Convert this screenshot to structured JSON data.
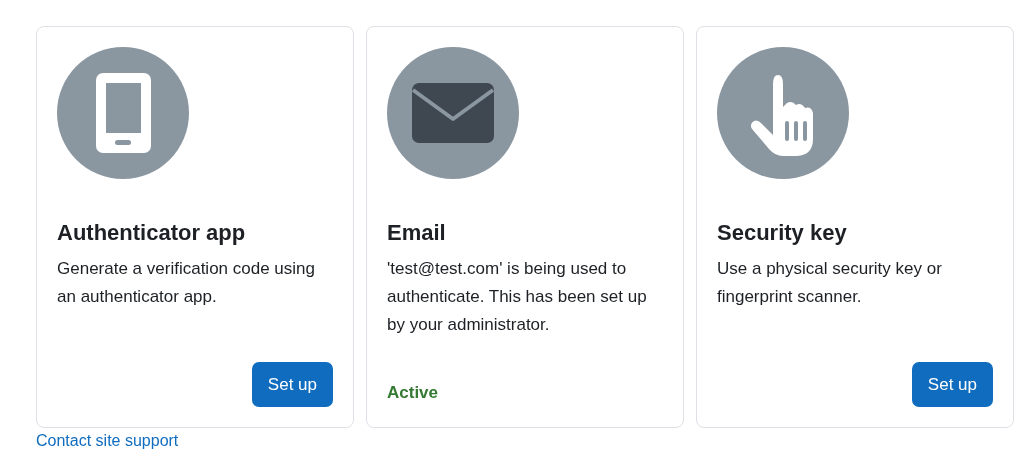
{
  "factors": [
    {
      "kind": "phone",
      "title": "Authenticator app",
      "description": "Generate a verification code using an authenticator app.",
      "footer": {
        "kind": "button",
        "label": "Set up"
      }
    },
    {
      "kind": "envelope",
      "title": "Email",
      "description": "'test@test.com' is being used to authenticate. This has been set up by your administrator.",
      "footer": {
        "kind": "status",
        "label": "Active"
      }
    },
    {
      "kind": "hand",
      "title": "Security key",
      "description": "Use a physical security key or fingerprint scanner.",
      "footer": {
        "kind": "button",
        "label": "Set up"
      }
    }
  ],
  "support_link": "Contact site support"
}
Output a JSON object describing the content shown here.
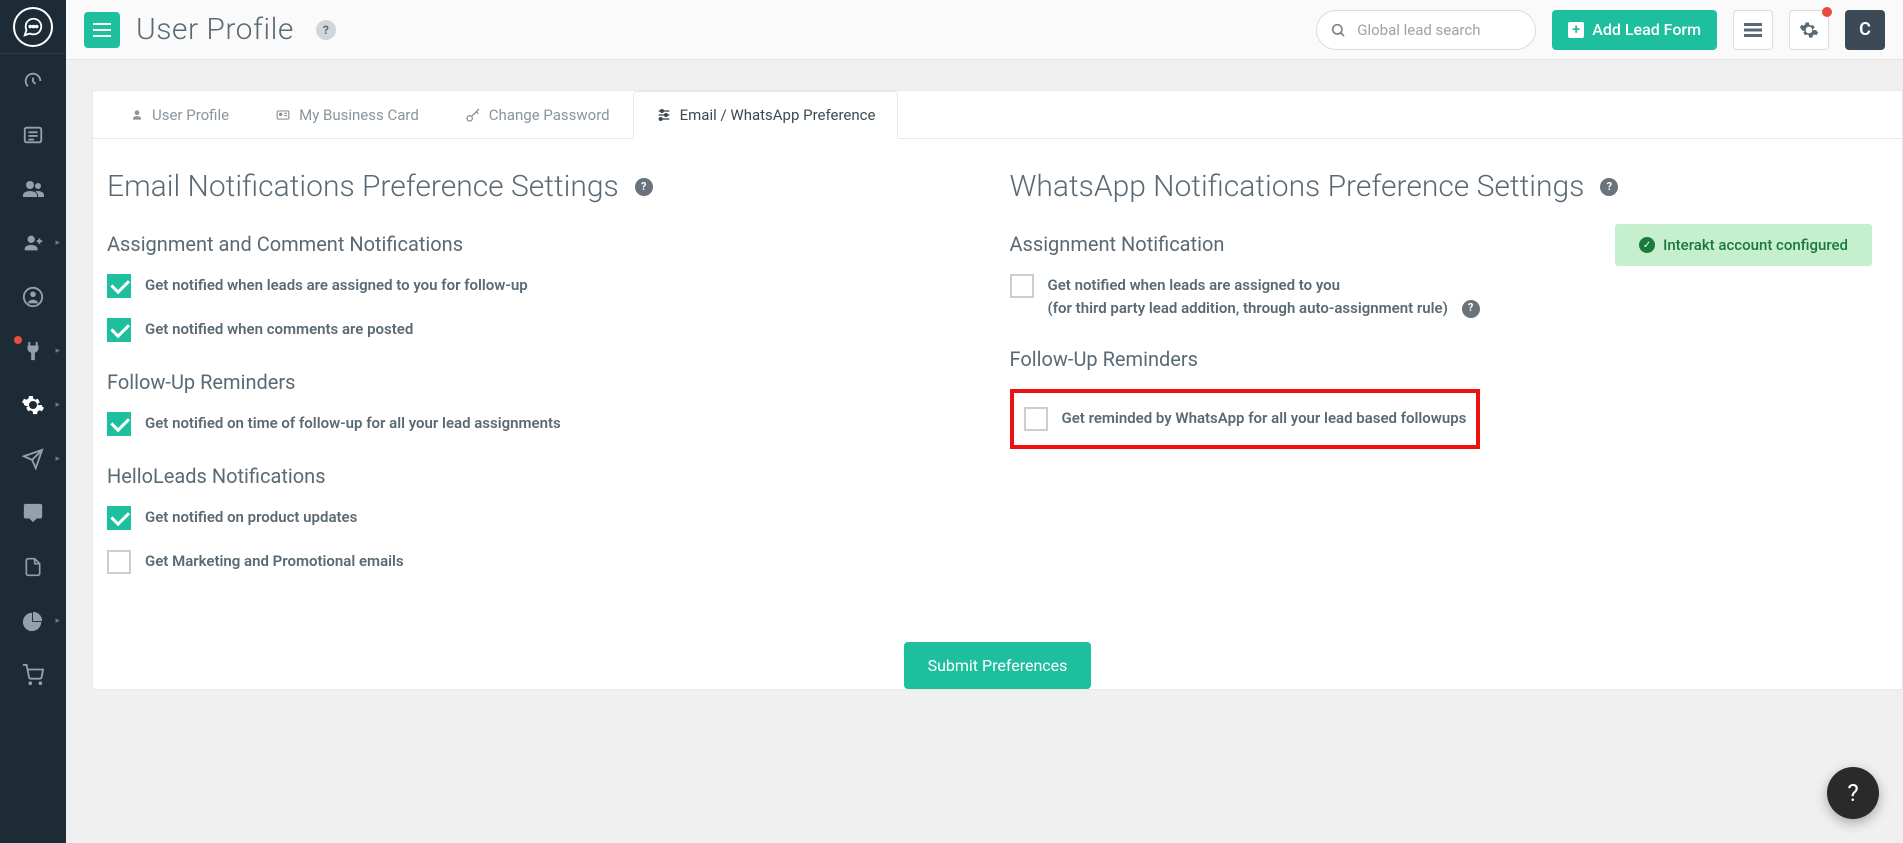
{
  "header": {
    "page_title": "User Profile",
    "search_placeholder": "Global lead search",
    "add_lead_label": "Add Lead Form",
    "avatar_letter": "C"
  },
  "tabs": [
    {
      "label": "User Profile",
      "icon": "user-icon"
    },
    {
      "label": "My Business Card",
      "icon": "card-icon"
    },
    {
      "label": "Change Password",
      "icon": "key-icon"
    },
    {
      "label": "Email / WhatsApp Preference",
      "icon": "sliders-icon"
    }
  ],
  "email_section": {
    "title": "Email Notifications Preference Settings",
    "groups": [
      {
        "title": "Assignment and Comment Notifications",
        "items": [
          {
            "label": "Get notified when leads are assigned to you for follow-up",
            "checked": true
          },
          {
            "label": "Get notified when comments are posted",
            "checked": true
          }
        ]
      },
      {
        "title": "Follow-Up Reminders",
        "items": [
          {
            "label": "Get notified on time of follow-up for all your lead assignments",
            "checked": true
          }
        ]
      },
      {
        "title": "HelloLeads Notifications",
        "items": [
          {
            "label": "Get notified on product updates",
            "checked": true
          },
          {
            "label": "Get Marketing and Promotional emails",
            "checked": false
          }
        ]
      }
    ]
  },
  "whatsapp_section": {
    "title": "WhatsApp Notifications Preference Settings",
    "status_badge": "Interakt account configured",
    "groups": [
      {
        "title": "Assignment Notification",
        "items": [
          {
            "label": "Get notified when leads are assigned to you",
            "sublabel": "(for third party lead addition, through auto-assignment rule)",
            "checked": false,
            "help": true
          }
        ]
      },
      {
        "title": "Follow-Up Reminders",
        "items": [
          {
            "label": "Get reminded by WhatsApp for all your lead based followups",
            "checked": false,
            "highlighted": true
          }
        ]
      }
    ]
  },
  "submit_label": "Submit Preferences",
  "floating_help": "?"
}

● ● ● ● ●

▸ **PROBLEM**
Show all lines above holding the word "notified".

▸ **OUTPUT FOR THIS TASK**
            "label": "Get notified when leads are assigned to you for follow-up",
            "label": "Get notified when comments are posted",
            "label": "Get notified on time of follow-up for all your lead assignments",
            "label": "Get notified on product updates",
            "label": "Get notified when leads are assigned to you",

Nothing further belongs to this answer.